DevSecOps processes to enable strong developer adoption

If you're looking to improve the security and stability of your software, adopting DevSecOps tools is a great place to start. But how do you begin? And how do you ensure that these tools are actually embraced by your developers in their day-to-day routines?

We'll break down some essential steps and DevSecOps processes to answer these questions.

Accessing your current processes

Before improving your security processes, you must know where you stand. Assess and audit your current processes to identify weaknesses and areas for improvement.

If you're looking for a fast way to understand which vulnerabilities are prevalent throughout your codebase (i.e. hardcoded secrets? SQL injections? Vulnerabilities in your open source components?), you can activate Jit within your GitHub account. This will automatically implement DevSecOps technologies across your repos in minutes, and scan each one.

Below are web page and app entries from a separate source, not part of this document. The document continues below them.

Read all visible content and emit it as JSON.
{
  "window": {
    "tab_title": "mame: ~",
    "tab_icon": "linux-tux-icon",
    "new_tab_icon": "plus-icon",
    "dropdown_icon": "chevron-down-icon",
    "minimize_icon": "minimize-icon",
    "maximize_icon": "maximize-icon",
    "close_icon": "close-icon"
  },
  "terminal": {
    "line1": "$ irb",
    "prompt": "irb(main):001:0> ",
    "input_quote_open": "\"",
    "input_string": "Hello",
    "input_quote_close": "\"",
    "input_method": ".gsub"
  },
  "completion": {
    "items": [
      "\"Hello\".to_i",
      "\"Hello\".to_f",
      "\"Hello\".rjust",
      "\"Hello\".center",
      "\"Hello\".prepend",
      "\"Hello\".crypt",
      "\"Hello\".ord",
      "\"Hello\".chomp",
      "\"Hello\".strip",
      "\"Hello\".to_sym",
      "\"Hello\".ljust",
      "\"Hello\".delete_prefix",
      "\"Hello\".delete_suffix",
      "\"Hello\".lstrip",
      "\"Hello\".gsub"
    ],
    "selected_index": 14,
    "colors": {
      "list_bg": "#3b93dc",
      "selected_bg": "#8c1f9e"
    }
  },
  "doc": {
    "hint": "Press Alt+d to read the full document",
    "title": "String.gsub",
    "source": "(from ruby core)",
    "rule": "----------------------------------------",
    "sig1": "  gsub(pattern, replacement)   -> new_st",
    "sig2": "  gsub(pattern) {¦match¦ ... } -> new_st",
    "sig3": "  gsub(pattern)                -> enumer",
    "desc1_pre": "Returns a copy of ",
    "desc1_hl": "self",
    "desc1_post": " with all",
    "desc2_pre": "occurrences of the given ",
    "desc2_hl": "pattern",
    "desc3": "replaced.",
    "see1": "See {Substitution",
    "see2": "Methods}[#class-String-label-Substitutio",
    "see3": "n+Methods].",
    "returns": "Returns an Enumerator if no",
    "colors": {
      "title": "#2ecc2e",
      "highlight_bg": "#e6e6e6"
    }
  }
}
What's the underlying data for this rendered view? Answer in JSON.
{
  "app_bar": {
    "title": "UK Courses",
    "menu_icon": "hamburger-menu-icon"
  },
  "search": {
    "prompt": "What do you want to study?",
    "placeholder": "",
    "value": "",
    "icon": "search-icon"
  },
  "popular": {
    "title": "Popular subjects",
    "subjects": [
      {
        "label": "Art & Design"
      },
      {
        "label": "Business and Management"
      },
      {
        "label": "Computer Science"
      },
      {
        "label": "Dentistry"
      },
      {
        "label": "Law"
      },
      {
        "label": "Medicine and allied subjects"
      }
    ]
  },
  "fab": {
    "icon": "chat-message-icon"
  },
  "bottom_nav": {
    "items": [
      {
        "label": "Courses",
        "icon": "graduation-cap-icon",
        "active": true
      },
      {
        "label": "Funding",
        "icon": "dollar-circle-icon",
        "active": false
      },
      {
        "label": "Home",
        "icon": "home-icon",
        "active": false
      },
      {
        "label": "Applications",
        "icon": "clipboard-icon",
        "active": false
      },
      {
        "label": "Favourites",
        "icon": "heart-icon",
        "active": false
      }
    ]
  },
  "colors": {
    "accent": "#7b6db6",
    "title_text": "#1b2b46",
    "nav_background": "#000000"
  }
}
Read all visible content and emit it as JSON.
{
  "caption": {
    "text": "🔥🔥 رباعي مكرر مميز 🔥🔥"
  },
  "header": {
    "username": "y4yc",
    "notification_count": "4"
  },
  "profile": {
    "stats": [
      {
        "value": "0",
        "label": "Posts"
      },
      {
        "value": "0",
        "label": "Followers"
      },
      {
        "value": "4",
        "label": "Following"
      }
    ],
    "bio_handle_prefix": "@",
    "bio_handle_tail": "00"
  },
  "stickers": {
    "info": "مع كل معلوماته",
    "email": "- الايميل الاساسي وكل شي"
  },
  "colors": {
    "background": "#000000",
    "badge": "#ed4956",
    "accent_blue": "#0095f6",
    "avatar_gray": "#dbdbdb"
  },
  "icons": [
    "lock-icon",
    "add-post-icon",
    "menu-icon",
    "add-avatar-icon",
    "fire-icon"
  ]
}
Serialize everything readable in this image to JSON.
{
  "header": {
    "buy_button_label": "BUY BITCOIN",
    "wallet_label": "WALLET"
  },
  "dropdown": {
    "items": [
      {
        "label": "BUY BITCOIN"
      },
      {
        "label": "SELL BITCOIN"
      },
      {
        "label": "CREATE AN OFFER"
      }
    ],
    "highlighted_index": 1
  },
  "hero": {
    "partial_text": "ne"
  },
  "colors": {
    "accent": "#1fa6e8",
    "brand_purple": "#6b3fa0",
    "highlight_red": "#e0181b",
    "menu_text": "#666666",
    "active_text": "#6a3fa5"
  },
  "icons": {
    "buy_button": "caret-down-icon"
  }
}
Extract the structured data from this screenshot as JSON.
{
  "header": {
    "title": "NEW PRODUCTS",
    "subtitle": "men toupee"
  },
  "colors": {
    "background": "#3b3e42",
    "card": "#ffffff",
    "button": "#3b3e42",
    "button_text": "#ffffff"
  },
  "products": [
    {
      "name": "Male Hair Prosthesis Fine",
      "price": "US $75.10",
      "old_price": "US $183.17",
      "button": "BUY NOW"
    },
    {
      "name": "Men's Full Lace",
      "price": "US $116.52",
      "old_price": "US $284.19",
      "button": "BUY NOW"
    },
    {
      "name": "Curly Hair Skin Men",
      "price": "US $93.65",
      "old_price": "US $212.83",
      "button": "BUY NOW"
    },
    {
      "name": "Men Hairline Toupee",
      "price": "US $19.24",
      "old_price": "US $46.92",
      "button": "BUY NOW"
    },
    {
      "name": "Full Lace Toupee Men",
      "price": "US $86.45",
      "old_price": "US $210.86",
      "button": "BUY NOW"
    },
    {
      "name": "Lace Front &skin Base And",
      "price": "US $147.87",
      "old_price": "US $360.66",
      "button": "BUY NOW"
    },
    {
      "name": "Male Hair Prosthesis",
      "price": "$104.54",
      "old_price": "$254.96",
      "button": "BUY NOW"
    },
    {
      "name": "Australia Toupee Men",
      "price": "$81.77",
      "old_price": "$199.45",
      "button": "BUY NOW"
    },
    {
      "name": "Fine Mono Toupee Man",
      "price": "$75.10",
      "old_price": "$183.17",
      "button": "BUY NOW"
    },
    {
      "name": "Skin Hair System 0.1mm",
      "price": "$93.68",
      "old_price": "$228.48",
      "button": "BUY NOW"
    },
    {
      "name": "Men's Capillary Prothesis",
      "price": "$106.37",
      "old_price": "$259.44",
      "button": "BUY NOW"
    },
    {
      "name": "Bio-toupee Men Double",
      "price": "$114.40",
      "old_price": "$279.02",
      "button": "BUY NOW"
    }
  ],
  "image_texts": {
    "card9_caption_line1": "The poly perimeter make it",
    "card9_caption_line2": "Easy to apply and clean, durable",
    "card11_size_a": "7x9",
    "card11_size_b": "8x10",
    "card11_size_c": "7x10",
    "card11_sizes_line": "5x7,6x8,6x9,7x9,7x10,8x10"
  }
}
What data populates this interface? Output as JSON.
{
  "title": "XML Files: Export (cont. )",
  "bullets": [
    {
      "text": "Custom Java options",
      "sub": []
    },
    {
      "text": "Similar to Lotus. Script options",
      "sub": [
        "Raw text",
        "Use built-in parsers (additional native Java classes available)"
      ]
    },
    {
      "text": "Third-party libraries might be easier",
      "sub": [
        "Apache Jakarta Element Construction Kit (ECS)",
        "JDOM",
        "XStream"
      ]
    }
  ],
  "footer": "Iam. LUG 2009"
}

This assessment will give you a baseline from which to work and allow you to prioritize your efforts. Some things to consider when accessing your current processes include the following:

  • How are security concerns addressed in your current strategy?
  • Are there any bottlenecks or inefficiencies in your current plan?
  • Are there any security tools or practices that you're currently not using but might be beneficial?

By answering these questions, you'll better understand your current security posture and be better equipped to make improvements.

Automate, automate, automate

Once you have a handle on your current DevSecOps processes, the next step is to start automating as much as possible. Automation can help you streamline your security processes and make them more efficient. Some benefits of automation include the following:

  • Reducing the risk of human error
  • Allowing you to scale your security efforts more easily
  • Freeing up your team to focus on more critical tasks

There are several different ways you can automate your DevSecOps process, like integrating security scanning for each PR or scanning your runtime environment after each deployment.

Learn about automating security processes in the SDLC below:

Create a security plan that works for you

There are many different categories of tools to consider, each of which serves a different purpose. Start with your requirements - such as gaining compliance with a specific set of standards or meeting customer requirements - and work backwards from there.

You can also use prebuilt and codifed Security Plans that are custom-made for specific use cases, and can be implemented across your repos quickly. They include all the technologies needed for your objective, as well as all of the automations and integrations needed to implement the plan.

Adopt the right tools: Embrace the Power of DevSecOps with Jit

DevSecOps tools and processes can significantly improve the security and stability of your software. Following the steps outlined in this guide, you can build a program that works for your team and will help you deliver better software.

Whether you're just starting out or looking to take your security efforts to the next level, Jit can make integrating and managing your security tools a breeze. Don’t just take our word for it. Start building your toolchain today and see the benefits for yourself.